Problem requirements: What lines of the data include the string "icon"? Copy them all.

Records supplied:
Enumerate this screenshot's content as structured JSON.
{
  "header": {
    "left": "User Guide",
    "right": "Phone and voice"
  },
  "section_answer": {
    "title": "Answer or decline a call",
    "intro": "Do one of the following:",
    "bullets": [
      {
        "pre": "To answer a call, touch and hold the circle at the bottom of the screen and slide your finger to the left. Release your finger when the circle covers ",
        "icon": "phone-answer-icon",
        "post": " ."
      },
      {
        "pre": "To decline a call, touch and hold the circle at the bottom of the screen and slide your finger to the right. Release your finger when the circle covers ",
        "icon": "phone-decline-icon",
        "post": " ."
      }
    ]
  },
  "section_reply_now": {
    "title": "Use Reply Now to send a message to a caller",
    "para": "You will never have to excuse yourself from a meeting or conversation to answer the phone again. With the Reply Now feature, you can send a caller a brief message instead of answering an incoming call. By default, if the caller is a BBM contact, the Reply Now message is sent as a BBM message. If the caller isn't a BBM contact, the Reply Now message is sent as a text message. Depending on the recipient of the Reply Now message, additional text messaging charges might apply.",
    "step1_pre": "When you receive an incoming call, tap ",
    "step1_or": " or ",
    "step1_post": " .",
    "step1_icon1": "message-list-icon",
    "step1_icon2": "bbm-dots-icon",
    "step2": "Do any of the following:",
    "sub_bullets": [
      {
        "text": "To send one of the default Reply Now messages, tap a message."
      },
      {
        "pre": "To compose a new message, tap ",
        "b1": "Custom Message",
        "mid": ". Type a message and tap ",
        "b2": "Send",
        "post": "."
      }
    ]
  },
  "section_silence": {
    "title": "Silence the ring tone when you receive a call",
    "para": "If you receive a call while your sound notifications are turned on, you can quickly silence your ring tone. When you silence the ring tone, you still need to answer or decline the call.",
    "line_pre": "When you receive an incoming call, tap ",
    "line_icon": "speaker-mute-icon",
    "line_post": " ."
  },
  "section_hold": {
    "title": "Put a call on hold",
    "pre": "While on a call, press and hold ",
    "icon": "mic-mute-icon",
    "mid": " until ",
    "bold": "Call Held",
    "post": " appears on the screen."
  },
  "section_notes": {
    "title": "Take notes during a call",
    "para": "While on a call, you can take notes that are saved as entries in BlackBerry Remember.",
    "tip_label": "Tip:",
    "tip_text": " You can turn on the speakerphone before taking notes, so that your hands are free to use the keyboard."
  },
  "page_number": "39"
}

Worked solution:
        "icon": "phone-answer-icon",
        "icon": "phone-decline-icon",
    "step1_icon1": "message-list-icon",
    "step1_icon2": "bbm-dots-icon",
    "line_icon": "speaker-mute-icon",
    "icon": "mic-mute-icon",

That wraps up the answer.